The design of new systems can, among other aspects, be considered as a reaction to the perceived failings of the CDM and an evaluation of their characteristics may therefore contribute to discussions on how to reform the CDM to help continue its "glue" role in the international carbon market. This project therefore analysed perceived issues with the CDM as reflected in statements on CDM reform from these jurisdictions and the decisions they have made in establishing their own systems.
Key findings from the research are:
In developing their offset systems, Australia, California and Japan all explicitly rejected the project-by-project approach to additionality that the CDM has taken so far. Instead, they all promote an ex-ante additionality assessment approach for entire classes of projects and consider this to be not only more efficient and cost-effective but also to be more "objective", implying a higher degree of environmental integrity. Moving towards greater standardisation of additionality testing and baselines in the CDM might therefore enhance its chances of being allowed to be used for compliance in new systems and continue being allowed to be used in existing systems.
However, while standardisation may lower overall transaction costs in the system, it also frontloads transaction costs and shifts them from project participants to those who develop the standardised metrics. The experience of Australia, California, and Japan underlines this argument. Without substantial support from industrialised countries, standardisation may be beyond the capacity of most developing countries.
Looking at the emerging systems in detail it becomes apparent that their approaches and methodologies often borrow from the CDM. The CDM's bottom-up approach has therefore to a great extent facilitated the primarily top-down development of new systems. However, the centre of innovation is increasingly shifting away from the CDM as other schemes are able to move faster than the multilateral system.
As the CDM fades away and its capacity is lost, given the lack of current market demand, its role as methodology developer and de facto standard setter is also disappearing and the various systems will probably increasingly diverge.
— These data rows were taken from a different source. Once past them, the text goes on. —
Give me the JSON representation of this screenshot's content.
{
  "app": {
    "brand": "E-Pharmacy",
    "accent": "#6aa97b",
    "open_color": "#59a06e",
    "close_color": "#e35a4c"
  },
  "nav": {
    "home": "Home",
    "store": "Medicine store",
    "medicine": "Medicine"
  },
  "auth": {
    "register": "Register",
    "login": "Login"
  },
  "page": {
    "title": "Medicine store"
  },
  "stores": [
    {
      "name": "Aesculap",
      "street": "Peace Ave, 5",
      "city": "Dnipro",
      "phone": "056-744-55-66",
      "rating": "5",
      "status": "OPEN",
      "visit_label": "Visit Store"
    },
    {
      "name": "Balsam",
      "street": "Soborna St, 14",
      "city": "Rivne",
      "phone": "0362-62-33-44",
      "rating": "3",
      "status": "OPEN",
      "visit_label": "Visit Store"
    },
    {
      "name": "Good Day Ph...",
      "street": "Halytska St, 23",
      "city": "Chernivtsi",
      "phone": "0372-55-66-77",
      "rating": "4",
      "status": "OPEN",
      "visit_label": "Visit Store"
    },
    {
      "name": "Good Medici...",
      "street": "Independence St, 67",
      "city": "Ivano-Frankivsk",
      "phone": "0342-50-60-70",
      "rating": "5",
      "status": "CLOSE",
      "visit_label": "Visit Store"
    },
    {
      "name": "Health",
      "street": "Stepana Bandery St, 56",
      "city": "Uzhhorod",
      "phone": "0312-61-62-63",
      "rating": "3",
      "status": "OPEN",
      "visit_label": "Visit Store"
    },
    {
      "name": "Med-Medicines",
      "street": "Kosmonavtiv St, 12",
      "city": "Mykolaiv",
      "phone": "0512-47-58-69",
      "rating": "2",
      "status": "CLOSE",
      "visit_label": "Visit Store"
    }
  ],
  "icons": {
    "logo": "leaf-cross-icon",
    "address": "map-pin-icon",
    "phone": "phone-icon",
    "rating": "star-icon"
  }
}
The remaining Kyoto parties could slow this trend by investing efforts to maintain the CDM as an instrument, including in particular its methodology development function, until increased mitigation ambition provides new demand for credits. For the interim, this would require public sector funding of new projects and the development of new methodological approaches. One option may be to use the scale-up of climate finance that has been pledged by industrialised countries. The CDM presents a readily available method to achieve measurable, reportable and verifiable results. To count investments in new CDM projects towards climate finance, the generated credits should not simultaneously be counted towards that countries' emission commitments, but would have to be cancelled, otherwise this approach would constitute double counting.